From Film Society Review (Vol. 4, No. 2, 1968), the first film magazine I ever wrote for. The was the second of my three pieces for them. -– J.R.
Godard: Cities and Carwrecks
By Jon Rosenbaum
“The impact of progress turns Reason into submission
to the facts of life, and to the dynamic capability of
producing more and bigger facts of the same sort of life.”
– Herbert Marcuse, ONE DIMENSIONAL MAN
“A heaving sea of air hammers in the purple brown dusk
tainted with rotten metal smell of sewergas . . . young
worker faces vibrating out of focus in yellow halos of
carbide lanterns. . . broken pipes exposed. . . .”
“They are rebuilding the City.”
Lee nodded absently. . . . “Yes… Always . . .”
– William S. Burroughs, NAKED LUNCH
In Godard’s 2 OU 3 CHOSES QUE JE SAIS D’ELLE, Paris is shown and described undergoing a series of strange mutations.

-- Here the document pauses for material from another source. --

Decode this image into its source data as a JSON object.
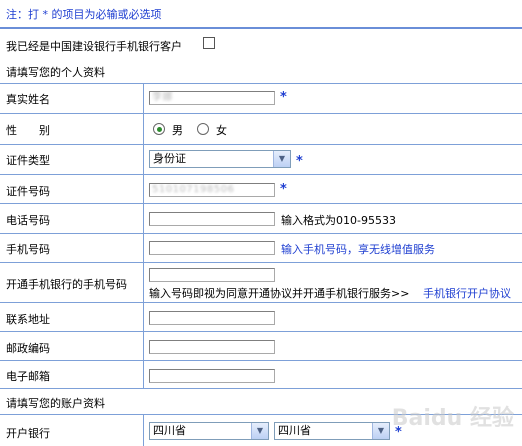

One of the most evident of these changes is the monstrous high-rise housing complexes that are being put up in the suburbs, la région Parisienne (the “elle” of the title). Certain housewives living in these new acres of concrete, in order to help ‘make ends meet,’ spend their afternoons in the city as part-time prostitutes.… Read more »
From the Sunday, March 24, 1968 New York Times (“Movie Mailbag”). Coincidentally, I had just taken a bus in Manhattan with a friend the previous night to see Godard’s La Chinoise at an avant-premiere screening in Philadelphia, and before boarding the bus back, I bought the Sunday Times and found my letter published there prominently. — J.R.
Godard: Anarchy or Order?
TO THE EDITOR:
I SUPPOSE one should be grateful for The Times’s belated “recognition” of Jean-Luc Godard, particularly after a record of disapproval that has helped to keep much of his work unseen and misunderstood in this country for nearly a decade. But Eugene Archer’s slick comments are painfully inadequate for anyone who knows and cares about Godard’s films. and misleading for anyone who doesn’t. Adhering to a hallowed Times tradition, Archer is informative and interesting whenever he sticks to objective facts about Godard’s career; it is only when he turns to the films themselves that he shows his naivité.
Essential to his understanding of Godard are three questionable assumptions:
l) In order to be an artist, a filmmaker has to be a “dramatist,” not an “essayist.”
2) Godard’s films are composed of arbitrary and unstructured selections of material (“Godard…shoots anything that strikes his fancy and edits it into his film”).… Read more »